• WEST: Obama held on to sleeper GOP presidential voting but Democratic held districts like Pete De Fazio in OR (yes, while he is a very liberal his district was a ticket-splitter until narrowly going for Kerry and staying with Obama) and Jerry McNerney's in CA However, nothing beats Obama's impressive margins in CO and Southern CA and while he did not win any GOP held seats in the former, his margin in San Diego and Riverside counties helped him tremendously in wining two GOP seats that last voted Democratic eons ago. On the other hand, Walter Minnick of ID-1 is now the most endangered House member and unless he catches a solid break, I'm doubtful he can hold on to his seat in 2010. But if Jim Matheson can survive, there may be hope for Walter, but don't be surprised if he loses in 2010.

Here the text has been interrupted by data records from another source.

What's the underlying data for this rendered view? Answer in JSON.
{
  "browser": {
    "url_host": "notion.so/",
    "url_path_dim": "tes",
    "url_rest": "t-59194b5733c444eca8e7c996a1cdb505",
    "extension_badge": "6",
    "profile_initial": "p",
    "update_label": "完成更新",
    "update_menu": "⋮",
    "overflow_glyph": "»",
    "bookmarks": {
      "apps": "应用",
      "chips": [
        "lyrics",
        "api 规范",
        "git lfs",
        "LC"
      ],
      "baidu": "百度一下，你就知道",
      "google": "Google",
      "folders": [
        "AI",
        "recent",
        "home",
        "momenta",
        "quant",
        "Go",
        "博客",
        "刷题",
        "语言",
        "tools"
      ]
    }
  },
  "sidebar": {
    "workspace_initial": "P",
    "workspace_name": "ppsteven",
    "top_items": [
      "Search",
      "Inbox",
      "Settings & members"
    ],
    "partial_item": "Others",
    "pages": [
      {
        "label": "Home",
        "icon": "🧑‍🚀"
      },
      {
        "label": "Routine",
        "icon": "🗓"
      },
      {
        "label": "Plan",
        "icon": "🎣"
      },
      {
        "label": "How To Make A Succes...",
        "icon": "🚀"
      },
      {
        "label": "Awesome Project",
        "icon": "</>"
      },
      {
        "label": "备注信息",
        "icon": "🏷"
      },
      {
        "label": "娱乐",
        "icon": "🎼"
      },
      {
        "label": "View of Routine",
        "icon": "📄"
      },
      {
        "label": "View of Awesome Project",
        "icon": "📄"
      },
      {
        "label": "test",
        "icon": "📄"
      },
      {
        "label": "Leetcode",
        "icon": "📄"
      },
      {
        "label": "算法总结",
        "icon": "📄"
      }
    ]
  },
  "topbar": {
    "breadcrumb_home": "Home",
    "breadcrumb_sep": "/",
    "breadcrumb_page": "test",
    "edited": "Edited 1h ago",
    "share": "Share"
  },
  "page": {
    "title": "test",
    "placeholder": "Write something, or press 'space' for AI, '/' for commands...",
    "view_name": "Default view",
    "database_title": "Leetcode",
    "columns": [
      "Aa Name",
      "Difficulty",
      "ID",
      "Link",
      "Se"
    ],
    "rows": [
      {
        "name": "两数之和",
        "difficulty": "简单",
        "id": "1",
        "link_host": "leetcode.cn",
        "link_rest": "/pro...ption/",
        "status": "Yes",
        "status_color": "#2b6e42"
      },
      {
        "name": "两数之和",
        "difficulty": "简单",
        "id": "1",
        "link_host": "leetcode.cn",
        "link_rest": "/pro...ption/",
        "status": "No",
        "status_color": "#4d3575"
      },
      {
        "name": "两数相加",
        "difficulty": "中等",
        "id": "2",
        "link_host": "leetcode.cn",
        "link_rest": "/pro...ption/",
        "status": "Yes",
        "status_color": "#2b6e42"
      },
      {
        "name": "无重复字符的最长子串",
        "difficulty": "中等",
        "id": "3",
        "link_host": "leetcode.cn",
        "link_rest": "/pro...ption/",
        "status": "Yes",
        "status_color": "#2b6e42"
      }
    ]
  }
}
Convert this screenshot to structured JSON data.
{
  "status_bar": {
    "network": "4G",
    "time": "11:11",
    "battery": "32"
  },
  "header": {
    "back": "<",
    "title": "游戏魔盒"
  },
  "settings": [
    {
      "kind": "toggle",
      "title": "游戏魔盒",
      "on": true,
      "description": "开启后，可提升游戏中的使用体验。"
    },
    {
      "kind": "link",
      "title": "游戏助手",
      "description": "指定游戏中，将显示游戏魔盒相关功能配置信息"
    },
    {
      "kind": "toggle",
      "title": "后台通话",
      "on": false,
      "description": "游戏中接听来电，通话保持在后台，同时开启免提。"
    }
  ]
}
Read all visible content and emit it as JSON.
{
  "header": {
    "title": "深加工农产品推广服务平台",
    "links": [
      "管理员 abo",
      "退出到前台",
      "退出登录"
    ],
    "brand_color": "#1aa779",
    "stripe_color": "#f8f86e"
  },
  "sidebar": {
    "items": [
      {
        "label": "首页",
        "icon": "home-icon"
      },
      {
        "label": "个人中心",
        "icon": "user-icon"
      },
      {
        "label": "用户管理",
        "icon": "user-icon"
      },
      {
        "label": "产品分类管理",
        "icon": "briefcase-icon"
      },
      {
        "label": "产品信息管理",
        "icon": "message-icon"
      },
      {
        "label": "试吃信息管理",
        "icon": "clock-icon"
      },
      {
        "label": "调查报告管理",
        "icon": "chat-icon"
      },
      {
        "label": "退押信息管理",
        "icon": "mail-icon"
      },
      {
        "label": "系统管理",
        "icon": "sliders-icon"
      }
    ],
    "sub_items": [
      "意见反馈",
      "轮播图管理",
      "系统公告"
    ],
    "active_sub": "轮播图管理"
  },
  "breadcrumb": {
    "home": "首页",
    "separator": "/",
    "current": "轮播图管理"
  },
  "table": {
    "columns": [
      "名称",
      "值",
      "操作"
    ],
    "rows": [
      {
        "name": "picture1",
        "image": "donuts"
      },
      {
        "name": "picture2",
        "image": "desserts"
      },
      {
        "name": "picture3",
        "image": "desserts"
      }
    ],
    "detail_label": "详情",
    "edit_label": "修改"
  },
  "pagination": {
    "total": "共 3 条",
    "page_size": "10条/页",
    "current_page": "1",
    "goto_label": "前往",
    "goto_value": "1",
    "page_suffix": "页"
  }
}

Future Prospects: The 50 state strategy or what I call "cast your net as wide as reasonably possible" works and I think both parties should compete everywhere as it is good for the American people. However, a lot of these gains and improvements depend on the success of the Obama presidency. More importantly, it depends heavily on Obama defining what a 21st century Democratic office holder should stand for (a la Reagan and Republicans of the 1980s) and showing that those principles will generate lasting results. It also depends on enacting enduring legislation like health care and putting into place long lasting policies that will foster growth of good paying American jobs so people don't despair and buy into the false choices created by mindless culture wars.